The campaign finance law permits the Commission to conduct an audit of any political committee.The Commission generally conducts such audits when a committee appears not to have met the threshold requirements for substantial compliance. [2 U.S.C. §438(b)] The audit determines whether the committee complied with the limitations, prohibitions and disclosure requirements of the Federal Election Campaign Act. In addition, the Commission is required by law to audit presidential campaigns and convention committees that accept public funds.
Three types of committees are audited:
To see audit reports follow one of these links:
Committees Authorized by Candidates are the principal campaign committees or any other political committees authorized by:
Unauthorized Committees are committees that are not authorized by a candidate. They include Party Committees, Political Action Committees (PACs), and Separate Segregated Funds (PACs connected to labor organizations, corporations, trade/membership associations, or cooperatives).
Federal law requires the Commission to audit every political committee established by a candidate who received public funds and every presidential nominating convention committee that received public funds. The audit determines whether the committee used the public funds in accordance with the law, and whether the committee otherwise complied with the limitations, prohibitions, and disclosure requirements of the election law. [26 U.S.C. §§9007(a); 9008(g); 9038(a).] The law also requires the Commission to audit Host Committees (local organizations whose principle objective is the encouragement of commerce in the city where a national nominating convention is held. [11 CFR 9008.54]
This is a search tool for Final Audit Reports approved by the Commission since inception. The search can be based on information about the audited committee (Name, FEC ID Number, Type, Election Cycle) or the issues covered in the report.

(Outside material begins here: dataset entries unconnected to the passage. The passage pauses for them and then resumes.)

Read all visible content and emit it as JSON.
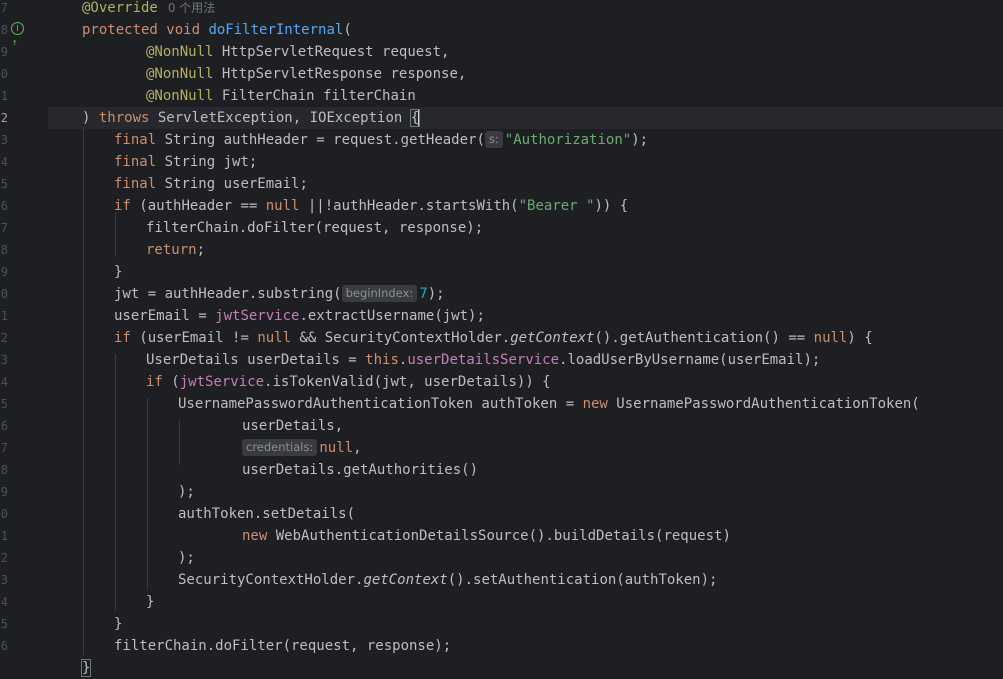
{
  "editor": {
    "line_numbers": [
      "7",
      "8",
      "9",
      "0",
      "1",
      "2",
      "3",
      "4",
      "5",
      "6",
      "7",
      "8",
      "9",
      "0",
      "1",
      "2",
      "3",
      "4",
      "5",
      "6",
      "7",
      "8",
      "9",
      "0",
      "1",
      "2",
      "3",
      "4",
      "5",
      "6"
    ],
    "gutter_icon": "override-implementation-icon",
    "current_line_index": 5,
    "usages_hint": "0 个用法",
    "hints": {
      "s": "s:",
      "beginIndex": "beginIndex:",
      "credentials": "credentials:"
    },
    "tokens": {
      "override": "@Override",
      "protected": "protected",
      "void": "void",
      "doFilterInternal": "doFilterInternal",
      "nonnull": "@NonNull",
      "HttpServletRequest": "HttpServletRequest",
      "request_param": "request,",
      "HttpServletResponse": "HttpServletResponse",
      "response_param": "response,",
      "FilterChain": "FilterChain",
      "filterChain_param": "filterChain",
      "throws": "throws",
      "exceptions": "ServletException, IOException ",
      "final": "final",
      "authHeader_decl": "String authHeader = request.getHeader(",
      "authorization_str": "\"Authorization\"",
      "close_semicolon": ");",
      "jwt_decl": "String jwt;",
      "userEmail_decl": "String userEmail;",
      "if": "if",
      "authHeader_eq": "(authHeader == ",
      "null": "null",
      "or_not_starts": " ||!authHeader.startsWith(",
      "bearer_str": "\"Bearer \"",
      "close_paren_brace": ")) {",
      "filter_call": "filterChain.doFilter(request, response);",
      "return": "return",
      "semicolon": ";",
      "close_brace": "}",
      "jwt_assign": "jwt = authHeader.substring(",
      "seven": "7",
      "userEmail_assign": "userEmail = ",
      "jwtService": "jwtService",
      "extract_call": ".extractUsername(jwt);",
      "userEmail_neq": "(userEmail != ",
      "and_sch": " && SecurityContextHolder.",
      "getContext": "getContext",
      "getAuth": "().getAuthentication() == ",
      "paren_brace": ") {",
      "userDetails_decl": "UserDetails userDetails = ",
      "this": "this",
      "dot": ".",
      "userDetailsService": "userDetailsService",
      "load_call": ".loadUserByUsername(userEmail);",
      "isTokenValid": ".isTokenValid(jwt, userDetails)) {",
      "open_paren": "(",
      "upat_decl": "UsernamePasswordAuthenticationToken authToken = ",
      "new": "new",
      "upat_ctor": " UsernamePasswordAuthenticationToken(",
      "userDetails_arg": "userDetails,",
      "comma": ",",
      "getAuthorities": "userDetails.getAuthorities()",
      "setDetails": "authToken.setDetails(",
      "wads": " WebAuthenticationDetailsSource().buildDetails(request)",
      "sch": "SecurityContextHolder.",
      "setAuth": "().setAuthentication(authToken);",
      "brace_open": "{"
    }
  }
}
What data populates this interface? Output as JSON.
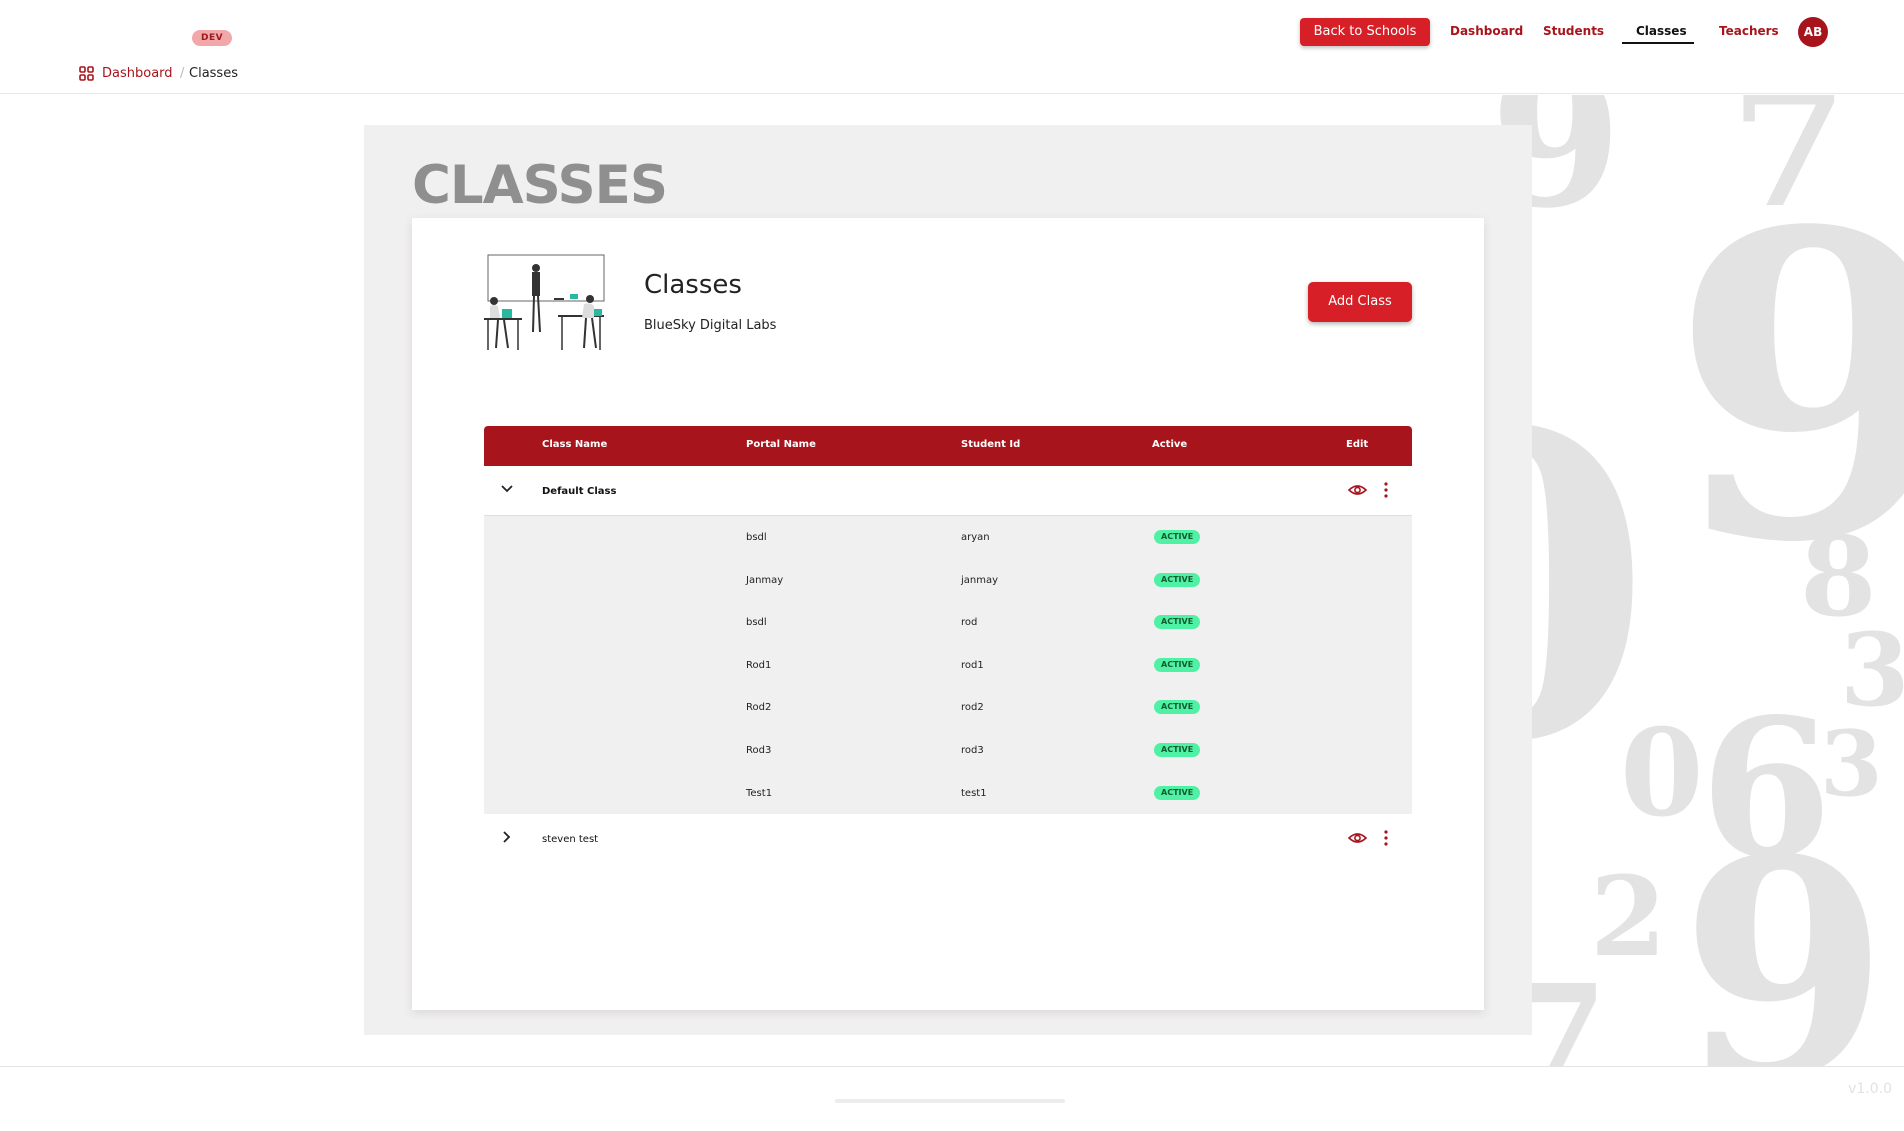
{
  "header": {
    "badge": "DEV",
    "back_button": "Back to Schools",
    "nav": [
      {
        "label": "Dashboard"
      },
      {
        "label": "Students"
      },
      {
        "label": "Classes",
        "active": true
      },
      {
        "label": "Teachers"
      }
    ],
    "avatar_initials": "AB"
  },
  "breadcrumb": {
    "icon": "dashboard-grid-icon",
    "items": [
      "Dashboard",
      "Classes"
    ]
  },
  "page": {
    "heading": "CLASSES",
    "card_title": "Classes",
    "school_name": "BlueSky Digital Labs",
    "add_button": "Add Class"
  },
  "table": {
    "columns": [
      "Class Name",
      "Portal Name",
      "Student Id",
      "Active",
      "Edit"
    ],
    "groups": [
      {
        "name": "Default Class",
        "expanded": true,
        "students": [
          {
            "portal": "bsdl",
            "student_id": "aryan",
            "status": "ACTIVE"
          },
          {
            "portal": "Janmay",
            "student_id": "janmay",
            "status": "ACTIVE"
          },
          {
            "portal": "bsdl",
            "student_id": "rod",
            "status": "ACTIVE"
          },
          {
            "portal": "Rod1",
            "student_id": "rod1",
            "status": "ACTIVE"
          },
          {
            "portal": "Rod2",
            "student_id": "rod2",
            "status": "ACTIVE"
          },
          {
            "portal": "Rod3",
            "student_id": "rod3",
            "status": "ACTIVE"
          },
          {
            "portal": "Test1",
            "student_id": "test1",
            "status": "ACTIVE"
          }
        ]
      },
      {
        "name": "steven test",
        "expanded": false,
        "students": []
      }
    ]
  },
  "footer": {
    "version": "v1.0.0"
  },
  "colors": {
    "brand_red": "#a8141b",
    "button_red": "#d71f27",
    "active_pill": "#4ff2a4",
    "heading_gray": "#8f8f8f"
  }
}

The material in this brochure provides an overview of the audit process and offers answers to frequently asked questions about the Federal Election Commission audit process. By answering these questions, the Commission hopes to help committees and the general public understand the basics of the process and what to expect when audited.